You know how you don't bike to work because you get hot and sweaty and gross? A group of MIT graduates has stolen that excuse. They copied technology from spacesuits and used it to make what BikeBlogNYC has rightly dubbed "the TANG of dress shirts" -- a sharp-looking top that regulates your body heat. No sweaty pit spots! No overheating before your meeting! Now helmet up.

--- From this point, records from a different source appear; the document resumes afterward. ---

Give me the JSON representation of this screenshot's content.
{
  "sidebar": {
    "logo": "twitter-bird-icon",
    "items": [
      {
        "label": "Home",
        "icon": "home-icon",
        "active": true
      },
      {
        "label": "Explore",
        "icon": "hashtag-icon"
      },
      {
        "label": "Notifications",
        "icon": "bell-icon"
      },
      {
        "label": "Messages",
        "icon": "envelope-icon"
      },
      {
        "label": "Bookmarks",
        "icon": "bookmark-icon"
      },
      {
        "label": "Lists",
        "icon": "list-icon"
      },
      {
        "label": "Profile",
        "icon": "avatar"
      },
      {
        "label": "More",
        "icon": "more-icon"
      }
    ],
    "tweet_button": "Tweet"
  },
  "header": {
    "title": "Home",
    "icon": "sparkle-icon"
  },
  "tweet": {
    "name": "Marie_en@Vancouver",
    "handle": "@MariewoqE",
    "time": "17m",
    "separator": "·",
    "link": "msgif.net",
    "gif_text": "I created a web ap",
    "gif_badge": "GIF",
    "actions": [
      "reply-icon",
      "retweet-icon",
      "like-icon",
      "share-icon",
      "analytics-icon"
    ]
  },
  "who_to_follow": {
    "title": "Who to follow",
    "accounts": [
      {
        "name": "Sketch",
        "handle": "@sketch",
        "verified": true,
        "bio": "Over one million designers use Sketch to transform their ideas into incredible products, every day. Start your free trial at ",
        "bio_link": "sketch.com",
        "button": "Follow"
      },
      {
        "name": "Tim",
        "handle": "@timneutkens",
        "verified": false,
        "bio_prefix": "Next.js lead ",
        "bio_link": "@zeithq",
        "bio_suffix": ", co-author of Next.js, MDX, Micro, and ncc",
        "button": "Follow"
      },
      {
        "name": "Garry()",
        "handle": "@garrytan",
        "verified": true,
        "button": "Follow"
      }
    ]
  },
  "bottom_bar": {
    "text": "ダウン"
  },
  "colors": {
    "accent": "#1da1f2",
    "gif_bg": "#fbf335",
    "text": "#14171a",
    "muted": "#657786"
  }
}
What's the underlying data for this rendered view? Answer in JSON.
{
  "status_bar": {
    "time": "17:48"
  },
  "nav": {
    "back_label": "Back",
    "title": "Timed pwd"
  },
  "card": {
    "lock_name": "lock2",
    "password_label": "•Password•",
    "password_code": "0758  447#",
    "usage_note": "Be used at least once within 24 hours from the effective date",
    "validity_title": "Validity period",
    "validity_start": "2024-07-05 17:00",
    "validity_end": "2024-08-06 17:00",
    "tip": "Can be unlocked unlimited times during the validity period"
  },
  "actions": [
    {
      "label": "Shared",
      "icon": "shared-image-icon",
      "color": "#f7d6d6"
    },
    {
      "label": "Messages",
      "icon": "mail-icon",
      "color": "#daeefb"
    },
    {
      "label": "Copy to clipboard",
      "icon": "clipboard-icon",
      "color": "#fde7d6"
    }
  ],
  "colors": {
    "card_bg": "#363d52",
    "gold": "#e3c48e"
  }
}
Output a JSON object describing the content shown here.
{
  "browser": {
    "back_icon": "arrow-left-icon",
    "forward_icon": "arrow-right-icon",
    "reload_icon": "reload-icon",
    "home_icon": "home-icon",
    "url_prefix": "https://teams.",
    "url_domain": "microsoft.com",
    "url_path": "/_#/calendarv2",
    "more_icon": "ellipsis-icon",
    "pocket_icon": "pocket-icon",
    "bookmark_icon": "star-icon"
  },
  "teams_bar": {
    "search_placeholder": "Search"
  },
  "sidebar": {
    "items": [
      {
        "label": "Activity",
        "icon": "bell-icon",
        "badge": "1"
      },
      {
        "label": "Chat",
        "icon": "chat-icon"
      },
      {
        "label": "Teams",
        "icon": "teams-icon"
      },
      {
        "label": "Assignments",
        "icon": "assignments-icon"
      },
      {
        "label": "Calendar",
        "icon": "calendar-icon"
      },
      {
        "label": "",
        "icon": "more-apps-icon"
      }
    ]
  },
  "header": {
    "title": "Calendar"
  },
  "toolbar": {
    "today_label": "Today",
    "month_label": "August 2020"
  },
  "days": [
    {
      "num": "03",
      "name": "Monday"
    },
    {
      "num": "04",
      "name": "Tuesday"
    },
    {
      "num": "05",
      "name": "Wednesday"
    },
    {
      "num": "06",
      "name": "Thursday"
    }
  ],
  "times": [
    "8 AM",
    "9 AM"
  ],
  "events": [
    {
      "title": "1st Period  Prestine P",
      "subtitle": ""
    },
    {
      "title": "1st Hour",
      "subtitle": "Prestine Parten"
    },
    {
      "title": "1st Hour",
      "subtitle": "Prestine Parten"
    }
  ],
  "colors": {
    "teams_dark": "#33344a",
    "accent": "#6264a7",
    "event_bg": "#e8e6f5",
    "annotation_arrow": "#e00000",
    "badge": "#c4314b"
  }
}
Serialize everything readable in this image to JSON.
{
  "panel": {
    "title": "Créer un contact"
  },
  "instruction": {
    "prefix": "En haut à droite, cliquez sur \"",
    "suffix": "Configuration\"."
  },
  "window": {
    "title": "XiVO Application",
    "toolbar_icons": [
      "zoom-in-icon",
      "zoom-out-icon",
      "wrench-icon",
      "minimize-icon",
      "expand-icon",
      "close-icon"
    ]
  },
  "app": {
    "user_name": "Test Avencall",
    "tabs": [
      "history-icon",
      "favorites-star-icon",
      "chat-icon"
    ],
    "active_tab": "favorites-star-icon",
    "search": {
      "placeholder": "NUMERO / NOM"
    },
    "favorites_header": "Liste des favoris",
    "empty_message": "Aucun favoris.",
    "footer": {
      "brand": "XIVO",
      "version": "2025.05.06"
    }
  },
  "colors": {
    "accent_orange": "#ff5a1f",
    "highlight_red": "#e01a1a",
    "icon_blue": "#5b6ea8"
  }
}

The shirt's called the Apollo shirt, because it's space technology and presumably also makes you look like a Greek god. The creators, whose company is called the Ministry of Supply, say that it pulls heat away from your body and stores it "like a battery" -- when you get into your badly climate controlled office, you get that heat back to battle the A/C. (Although you, Grist reader, of course work in an office that properly manages its temperature in a sustainable way.) Also there are vents for airflow, and we're going to give the Ministry of Supply bonus points for creating a wrinkle-free shirt without formaldehyde.